With each passing day, the premiere of the new SAT gets closer and closer. Although the new test is still more than a year away, students who will take the redesigned SAT – those in grades 10 and below – would do well to begin preparation as early as possible.
Why is early preparation so important for the new SAT?
Much of the media coverage of the new test has focused on the changes that will make the test somewhat less tricky: The elimination of the guessing penalty, the lack of abstruse “SAT words” (see what I did there?), and the newly optional essay.
Don’t be fooled – although the new test will be a bit less tricky, it will require far deeper knowledge than previous iterations of the test. On the current SAT, there are a lot of tricks that students can use to boost their scores in a short period of time; on the new SAT, last minute preparation is rendered all but impossible by the in-depth questions and large amount of required reading.
To do well on the new SAT, students will need to master several fundamental skill sets:
Critical reading comprehension: The old test had several reading passages accompanied by analysis questions. The new test requires reading skills in all test sections – even the math section, which features many more word problems!
Facility with language: Although the writing test is still multiple choice, it creates a more realistic representation of the editing and revision process. Students will still need a firm grasp of a wide variety of grammar and conventions rules, but they will also need to be able to make substantive changes to improve the overall content of several lengthy passages.
Thorough understanding of vocabulary: Although much has been made of the elimination of so-called “SAT words,” vocabulary is still a required skill on the new test. Students will require a fairly strong vocabulary in order to comprehend many of the reading and writing passages on the new test. In addition, both the reading and the writing passages will include questions that test students’ ability to distinguish among words with very similar meanings based on the context of the passage.
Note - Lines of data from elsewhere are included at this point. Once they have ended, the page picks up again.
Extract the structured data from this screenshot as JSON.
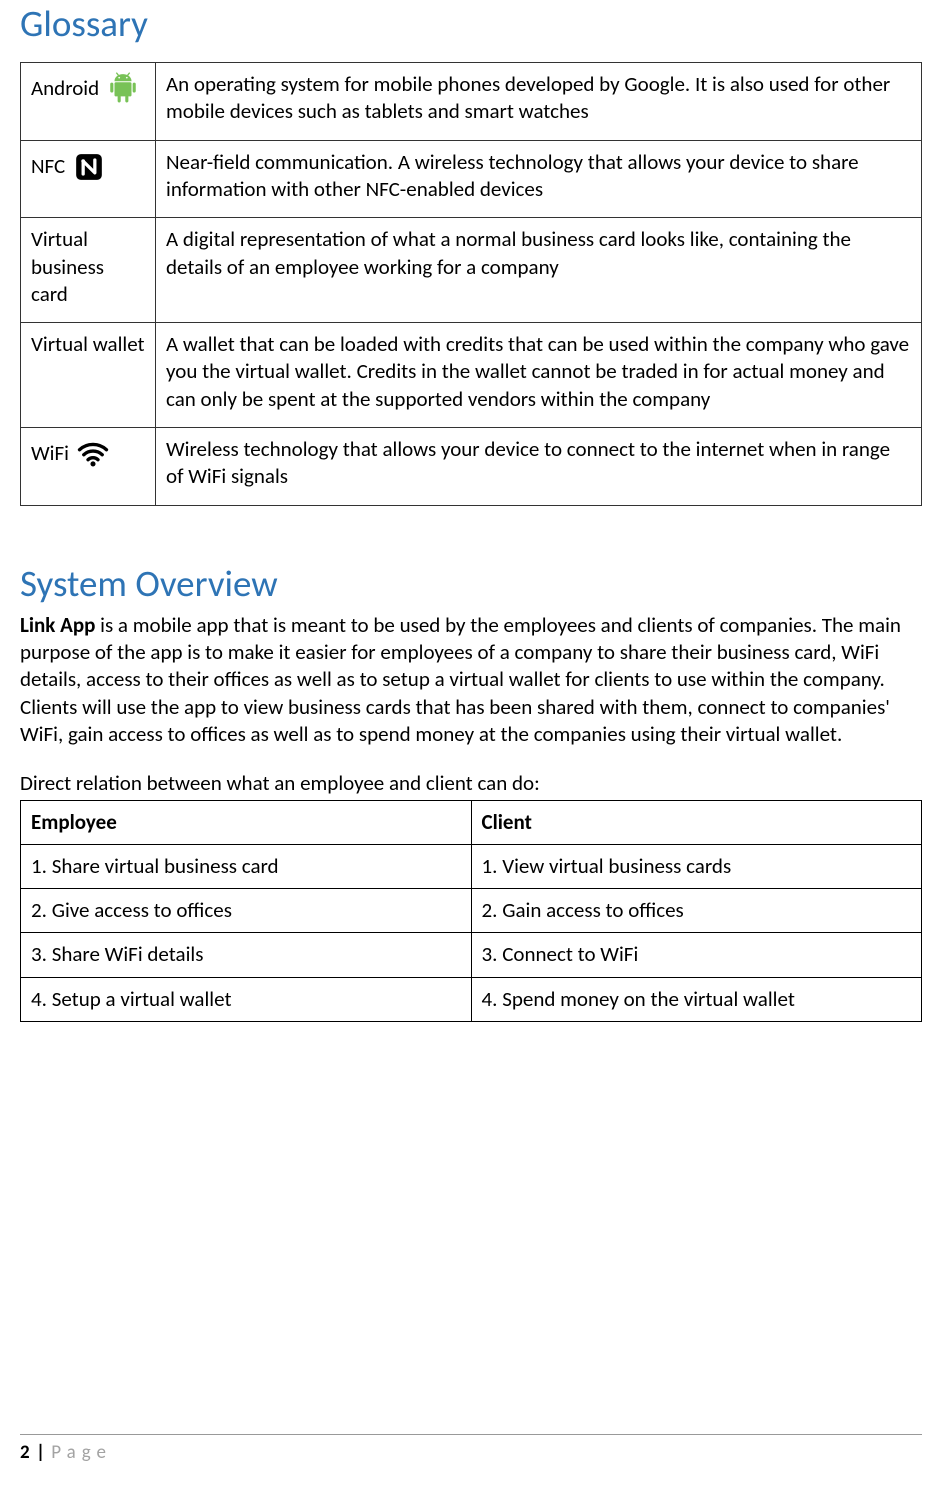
{
  "headings": {
    "glossary": "Glossary",
    "system_overview": "System Overview"
  },
  "glossary": [
    {
      "term": "Android",
      "icon": "android",
      "definition": "An operating system for mobile phones developed by Google. It is also used for other mobile devices such as tablets and smart watches"
    },
    {
      "term": "NFC",
      "icon": "nfc",
      "definition": "Near-field communication. A wireless technology that allows your device to share information with other NFC-enabled devices"
    },
    {
      "term": "Virtual business card",
      "icon": "",
      "definition": "A digital representation of what a normal business card looks like, containing the details of an employee working for a company"
    },
    {
      "term": "Virtual wallet",
      "icon": "",
      "definition": "A wallet that can be loaded with credits that can be used within the company who gave you the virtual wallet. Credits in the wallet cannot be traded in for actual money and can only be spent at the supported vendors within the company"
    },
    {
      "term": "WiFi",
      "icon": "wifi",
      "definition": "Wireless technology that allows your device to connect to the internet when in range of WiFi signals"
    }
  ],
  "overview": {
    "bold_lead": "Link App",
    "paragraph_rest": " is a mobile app that is meant to be used by the employees and clients of companies. The main purpose of the app is to make it easier for employees of a company to share their business card, WiFi details, access to their offices as well as to setup a virtual wallet for clients to use within the company. Clients will use the app to view business cards that has been shared with them, connect to companies' WiFi, gain access to offices as well as to spend money at the companies using their virtual wallet."
  },
  "relation": {
    "intro": "Direct relation between what an employee and client can do:",
    "headers": {
      "employee": "Employee",
      "client": "Client"
    },
    "rows": [
      {
        "employee": "1. Share virtual business card",
        "client": "1. View virtual business cards"
      },
      {
        "employee": "2. Give access to offices",
        "client": "2. Gain access to offices"
      },
      {
        "employee": "3. Share WiFi details",
        "client": "3. Connect to WiFi"
      },
      {
        "employee": "4. Setup a virtual wallet",
        "client": "4. Spend money on the virtual wallet"
      }
    ]
  },
  "footer": {
    "page_number": "2",
    "separator": "|",
    "label": "Page"
  }
}
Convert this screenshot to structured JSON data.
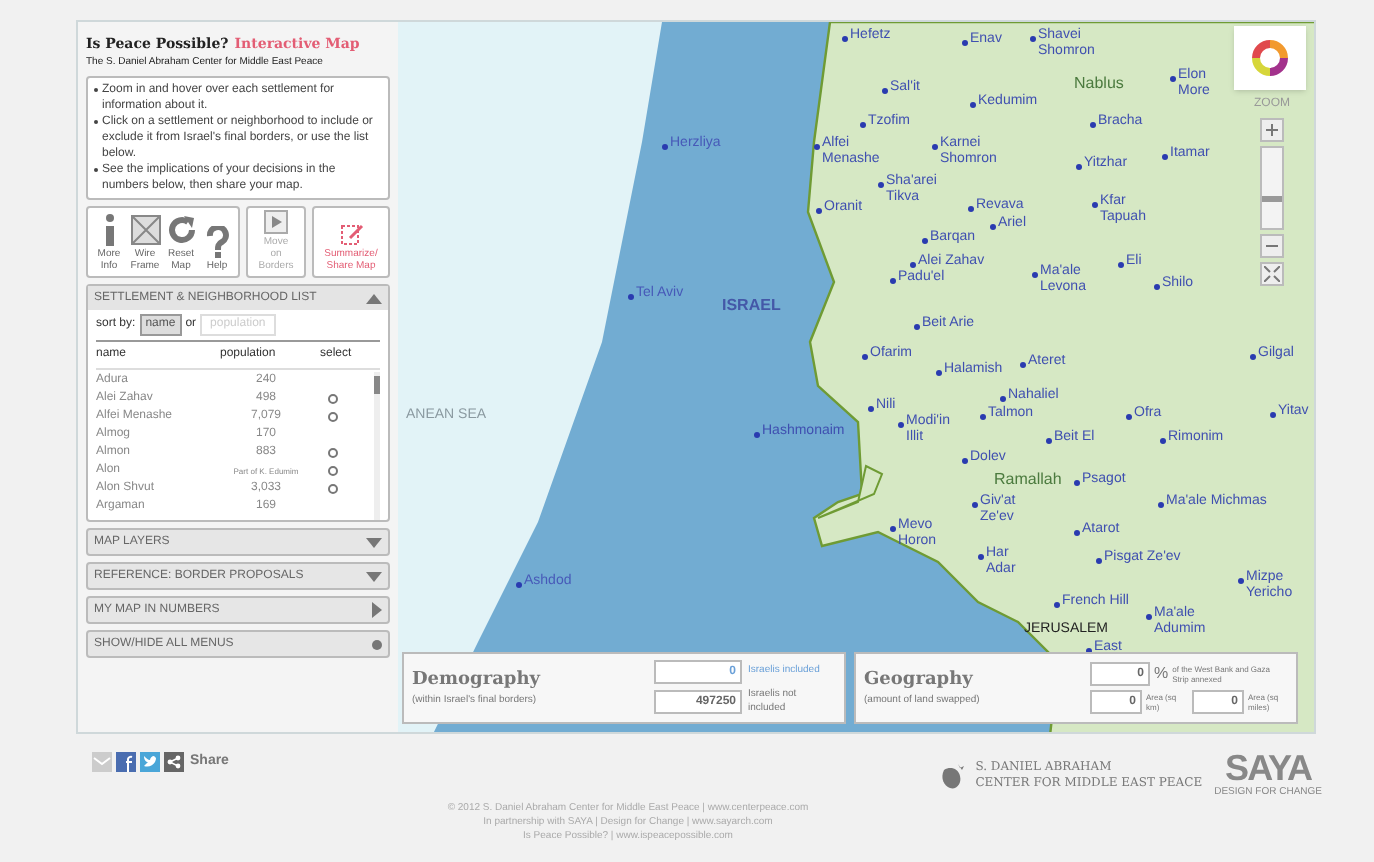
{
  "header": {
    "title": "Is Peace Possible?",
    "title_accent": "Interactive Map",
    "subtitle": "The S. Daniel Abraham Center for Middle East Peace"
  },
  "instructions": [
    "Zoom in and hover over each settlement for information about it.",
    "Click on a settlement or neighborhood to include or exclude it from Israel's final borders, or use the list below.",
    "See the implications of your decisions in the numbers below, then share your map."
  ],
  "tools": [
    {
      "label": "More Info",
      "kind": "info"
    },
    {
      "label": "Wire Frame",
      "kind": "wire"
    },
    {
      "label": "Reset Map",
      "kind": "reset"
    },
    {
      "label": "Help",
      "kind": "help"
    }
  ],
  "borders_button": {
    "label": "Move on Borders",
    "disabled": true
  },
  "share_button": {
    "label": "Summarize/ Share Map"
  },
  "list_panel": {
    "title": "SETTLEMENT & NEIGHBORHOOD LIST",
    "expanded": true,
    "sort_label": "sort by:",
    "sort_or": "or",
    "sort_options": [
      {
        "label": "name",
        "selected": true
      },
      {
        "label": "population",
        "selected": false
      }
    ],
    "columns": [
      "name",
      "population",
      "select"
    ],
    "rows": [
      {
        "name": "Adura",
        "population": "240",
        "selectable": false
      },
      {
        "name": "Alei Zahav",
        "population": "498",
        "selectable": true
      },
      {
        "name": "Alfei Menashe",
        "population": "7,079",
        "selectable": true
      },
      {
        "name": "Almog",
        "population": "170",
        "selectable": false
      },
      {
        "name": "Almon",
        "population": "883",
        "selectable": true
      },
      {
        "name": "Alon",
        "population": "Part of K. Edumim",
        "selectable": true
      },
      {
        "name": "Alon Shvut",
        "population": "3,033",
        "selectable": true
      },
      {
        "name": "Argaman",
        "population": "169",
        "selectable": false
      }
    ]
  },
  "menus": [
    {
      "label": "MAP LAYERS",
      "kind": "dropdown"
    },
    {
      "label": "REFERENCE: BORDER PROPOSALS",
      "kind": "dropdown"
    },
    {
      "label": "MY MAP IN NUMBERS",
      "kind": "flyout"
    },
    {
      "label": "SHOW/HIDE ALL MENUS",
      "kind": "toggle"
    }
  ],
  "map": {
    "zoom": {
      "label": "ZOOM",
      "level": 0.35
    },
    "labels": [
      {
        "text": "Hefetz",
        "kind": "settlement"
      },
      {
        "text": "Enav",
        "kind": "settlement"
      },
      {
        "text": "Shavei Shomron",
        "kind": "settlement"
      },
      {
        "text": "Sal'it",
        "kind": "settlement"
      },
      {
        "text": "Kedumim",
        "kind": "settlement"
      },
      {
        "text": "Nablus",
        "kind": "palestinian"
      },
      {
        "text": "Elon More",
        "kind": "settlement"
      },
      {
        "text": "Tzofim",
        "kind": "settlement"
      },
      {
        "text": "Bracha",
        "kind": "settlement"
      },
      {
        "text": "Alfei Menashe",
        "kind": "settlement"
      },
      {
        "text": "Karnei Shomron",
        "kind": "settlement"
      },
      {
        "text": "Yitzhar",
        "kind": "settlement"
      },
      {
        "text": "Itamar",
        "kind": "settlement"
      },
      {
        "text": "Herzliya",
        "kind": "city"
      },
      {
        "text": "Sha'arei Tikva",
        "kind": "settlement"
      },
      {
        "text": "Oranit",
        "kind": "settlement"
      },
      {
        "text": "Revava",
        "kind": "settlement"
      },
      {
        "text": "Ariel",
        "kind": "settlement"
      },
      {
        "text": "Kfar Tapuah",
        "kind": "settlement"
      },
      {
        "text": "Barqan",
        "kind": "settlement"
      },
      {
        "text": "Alei Zahav",
        "kind": "settlement"
      },
      {
        "text": "Padu'el",
        "kind": "settlement"
      },
      {
        "text": "Eli",
        "kind": "settlement"
      },
      {
        "text": "Ma'ale Levona",
        "kind": "settlement"
      },
      {
        "text": "Shilo",
        "kind": "settlement"
      },
      {
        "text": "Tel Aviv",
        "kind": "city"
      },
      {
        "text": "ISRAEL",
        "kind": "country"
      },
      {
        "text": "Beit Arie",
        "kind": "settlement"
      },
      {
        "text": "Ofarim",
        "kind": "settlement"
      },
      {
        "text": "Halamish",
        "kind": "settlement"
      },
      {
        "text": "Ateret",
        "kind": "settlement"
      },
      {
        "text": "Gilgal",
        "kind": "settlement"
      },
      {
        "text": "Nahaliel",
        "kind": "settlement"
      },
      {
        "text": "ANEAN SEA",
        "kind": "sea"
      },
      {
        "text": "Nili",
        "kind": "settlement"
      },
      {
        "text": "Hashmonaim",
        "kind": "settlement"
      },
      {
        "text": "Modi'in Illit",
        "kind": "settlement"
      },
      {
        "text": "Talmon",
        "kind": "settlement"
      },
      {
        "text": "Ofra",
        "kind": "settlement"
      },
      {
        "text": "Yitav",
        "kind": "settlement"
      },
      {
        "text": "Beit El",
        "kind": "settlement"
      },
      {
        "text": "Rimonim",
        "kind": "settlement"
      },
      {
        "text": "Dolev",
        "kind": "settlement"
      },
      {
        "text": "Ramallah",
        "kind": "palestinian"
      },
      {
        "text": "Psagot",
        "kind": "settlement"
      },
      {
        "text": "Giv'at Ze'ev",
        "kind": "settlement"
      },
      {
        "text": "Ma'ale Michmas",
        "kind": "settlement"
      },
      {
        "text": "Mevo Horon",
        "kind": "settlement"
      },
      {
        "text": "Atarot",
        "kind": "settlement"
      },
      {
        "text": "Har Adar",
        "kind": "settlement"
      },
      {
        "text": "Pisgat Ze'ev",
        "kind": "settlement"
      },
      {
        "text": "Ashdod",
        "kind": "city"
      },
      {
        "text": "French Hill",
        "kind": "settlement"
      },
      {
        "text": "Mizpe Yericho",
        "kind": "settlement"
      },
      {
        "text": "JERUSALEM",
        "kind": "capital"
      },
      {
        "text": "Ma'ale Adumim",
        "kind": "settlement"
      },
      {
        "text": "East",
        "kind": "settlement"
      }
    ]
  },
  "demography": {
    "title": "Demography",
    "subtitle": "(within Israel's final borders)",
    "rows": [
      {
        "value": "0",
        "label": "Israelis included",
        "kind": "included"
      },
      {
        "value": "497250",
        "label": "Israelis not included",
        "kind": "excluded"
      }
    ]
  },
  "geography": {
    "title": "Geography",
    "subtitle": "(amount of land swapped)",
    "percent": {
      "value": "0",
      "unit": "%",
      "label": "of the West Bank and Gaza Strip annexed"
    },
    "areas": [
      {
        "value": "0",
        "label": "Area (sq km)"
      },
      {
        "value": "0",
        "label": "Area (sq miles)"
      }
    ]
  },
  "footer": {
    "share_label": "Share",
    "logo_line1": "S. DANIEL ABRAHAM",
    "logo_line2": "CENTER FOR MIDDLE EAST PEACE",
    "saya": "SAYA",
    "saya_tag": "DESIGN FOR CHANGE",
    "lines": [
      "© 2012 S. Daniel Abraham Center for Middle East Peace | www.centerpeace.com",
      "In partnership with SAYA | Design for Change | www.sayarch.com",
      "Is Peace Possible? | www.ispeacepossible.com"
    ]
  }
}
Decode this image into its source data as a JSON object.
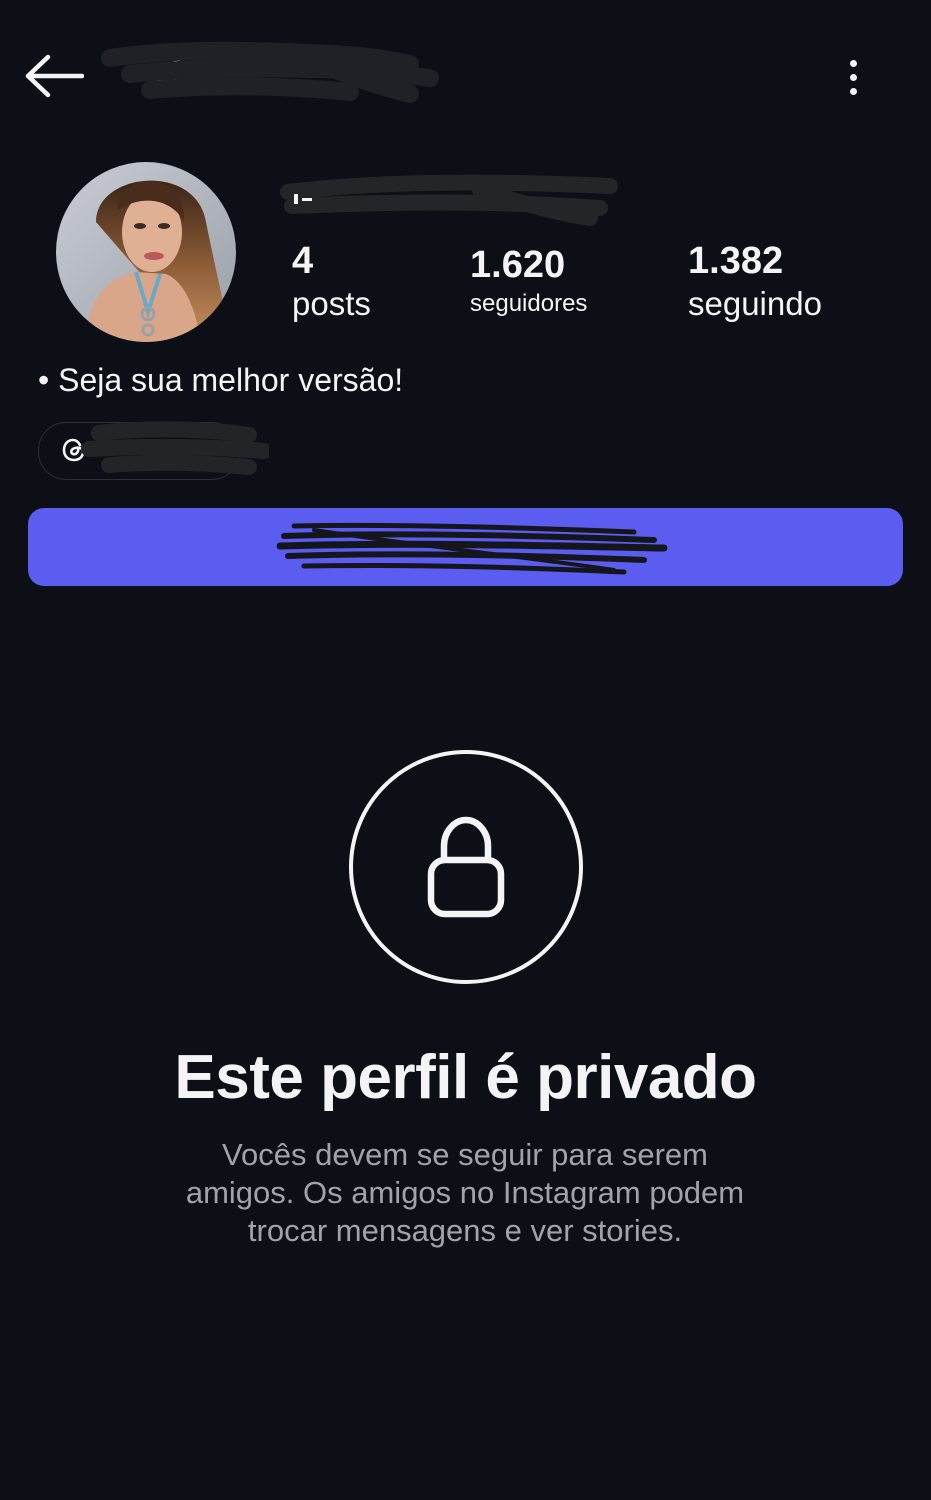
{
  "header": {
    "username": "d",
    "back_icon": "arrow-left-icon",
    "menu_icon": "more-vertical-icon"
  },
  "profile": {
    "display_name": "",
    "bio": "• Seja sua melhor versão!",
    "threads_handle": "",
    "threads_icon": "threads-icon"
  },
  "stats": {
    "posts_count": "4",
    "posts_label": "posts",
    "followers_count": "1.620",
    "followers_label": "seguidores",
    "following_count": "1.382",
    "following_label": "seguindo"
  },
  "actions": {
    "follow_label": ""
  },
  "private_notice": {
    "icon": "lock-icon",
    "title": "Este perfil é privado",
    "description": "Vocês devem se seguir para serem amigos. Os amigos no Instagram podem trocar mensagens e ver stories."
  },
  "colors": {
    "background": "#0c1016",
    "accent": "#5b5cf0",
    "text": "#f4f4f6",
    "muted_text": "#a0a3aa"
  }
}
Strong math fundamentals: The math section focuses strongly on mathematical problem solving, which requires that students master fundamental computation, reasoning, algebra, and geometry skills. The inclusion of a no calculator section makes fundamental math skills all the more important
Grasp of high level math concepts: The new test will cover topics as difficult as trigonometry and precalculus, creating a new challenge for students who are just beginning to learn these concepts.
Can anyone help me prepare?
C2 Education recently released the first in-depth preparation program for the new SAT. The first of its kind, C2’s Redesigned 2016 SAT prep program includes support for the math, reading, writing, and essay portions of the new test. The program has been custom designed by some of C2’s most experienced teachers and academic experts, and it will be continually updated to reflect new information as the College Board releases additional details about the new test.
For a limited time, students who take a new SAT practice test at their local C2 center will receive a free copy of the C2 Redesigned 2016 SAT Math book, and students who enroll in the program will receive the full suite of books for free. To learn more or to register for the test, click here.
What can I do to prepare on my own?
To prepare for the reading and writing sections, the best thing that any student – regardless of grade or skill level – can do is to read constantly. By far the best way to improve reading speed, reading comprehension, and facility with language is to be exposed to a wide variety of language as frequently as possible. By consistently reading, students learn to become faster and more thorough readers. In addition, students who read frequently naturally improve their writing skills by absorbing the practices of authors and journalists.
To prepare for the math section, students should pay close attention in all school math classes. Look for any gaps in knowledge or areas of weakness, and address those weaknesses as early as possible. Since math builds on itself from month to month and from year to year, a lack of understanding of a single concept can create much larger difficulties later on.
Students should also consider reviewing their math textbooks and completing any additional exercises or practice problems. Math textbooks often have extra problems that are not assigned in class or for homework; this provides additional practice, and as we all know, practice makes perfect!